» Vitamin D Deficiency May Hasten Autoimmune Lung Disease

Patients with autoimmune interstitial lung disease (ILD) — a frequently fatal chronic inflammatory autoimmune disease that causes scarring of the lungs — often have deficiencies, and researchers from the University of Cincinnati believe this...

» B-Cell Depletion Therapy in Systemic Sclerosis: Experimental Rationale and Update on Clinical Evidence

Dimitrios Daoussis, Stamatis-Nick C. Liossis, Georgios Yiannopoulos, and Andrew P. AndonopoulosDivision of Rheumatology, Department of Internal Medicine, Patras University Hospital, University of Patras Medical School, Rion, 26504 Patras,...

» Researchers Identify Serum Biomarkers to Diagnose SLE and Differentiate Disease Severity and Activity

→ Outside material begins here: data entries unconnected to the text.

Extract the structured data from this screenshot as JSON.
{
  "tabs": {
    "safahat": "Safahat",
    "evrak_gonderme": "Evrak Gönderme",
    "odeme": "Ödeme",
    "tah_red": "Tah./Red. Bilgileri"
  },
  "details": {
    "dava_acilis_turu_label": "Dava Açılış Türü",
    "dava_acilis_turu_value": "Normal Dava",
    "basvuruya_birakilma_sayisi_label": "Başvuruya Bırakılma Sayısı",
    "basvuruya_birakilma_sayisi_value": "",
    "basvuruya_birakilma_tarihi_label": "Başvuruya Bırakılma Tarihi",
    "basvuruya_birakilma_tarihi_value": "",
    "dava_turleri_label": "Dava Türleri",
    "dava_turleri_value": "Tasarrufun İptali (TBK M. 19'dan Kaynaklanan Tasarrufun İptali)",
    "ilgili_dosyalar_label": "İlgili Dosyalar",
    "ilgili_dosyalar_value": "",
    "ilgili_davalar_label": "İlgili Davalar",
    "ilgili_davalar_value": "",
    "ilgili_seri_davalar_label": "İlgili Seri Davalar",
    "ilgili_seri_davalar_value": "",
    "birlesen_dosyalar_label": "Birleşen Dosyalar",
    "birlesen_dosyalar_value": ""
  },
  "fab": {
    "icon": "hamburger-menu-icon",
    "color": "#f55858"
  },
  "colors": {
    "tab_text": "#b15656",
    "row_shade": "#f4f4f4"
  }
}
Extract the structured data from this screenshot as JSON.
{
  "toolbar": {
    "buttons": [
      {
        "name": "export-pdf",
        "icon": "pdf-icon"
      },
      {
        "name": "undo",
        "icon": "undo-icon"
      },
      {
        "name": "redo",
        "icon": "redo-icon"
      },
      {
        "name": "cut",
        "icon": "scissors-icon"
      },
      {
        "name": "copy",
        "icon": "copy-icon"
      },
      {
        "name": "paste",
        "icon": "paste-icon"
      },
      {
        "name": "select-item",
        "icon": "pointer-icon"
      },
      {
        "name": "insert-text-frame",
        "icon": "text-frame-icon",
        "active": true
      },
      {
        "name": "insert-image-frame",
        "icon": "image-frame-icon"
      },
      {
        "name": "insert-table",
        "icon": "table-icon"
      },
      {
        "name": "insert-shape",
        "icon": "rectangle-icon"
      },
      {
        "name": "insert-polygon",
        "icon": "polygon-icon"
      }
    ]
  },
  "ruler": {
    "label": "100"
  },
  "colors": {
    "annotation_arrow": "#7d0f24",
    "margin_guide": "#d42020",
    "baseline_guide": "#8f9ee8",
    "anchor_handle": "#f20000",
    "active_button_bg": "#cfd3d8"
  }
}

Scientists report on the development of candidate blood biomarkers for diagnosing (SLE) and (SSc). The team at Lund University in Sweden used recombinant antibody microarrays to identify immunoregulatory protein expression profiles that...

» Italians Explain Low Sex Drive In Female Scleroderma Patients

In a world first, Italian rheumatologists have discovered why women living with Systemic Sclerosis often suffer from a low sex drive. The study of 22 women with systemic sclerosis found the disease resulted in a lack of blood flow around the...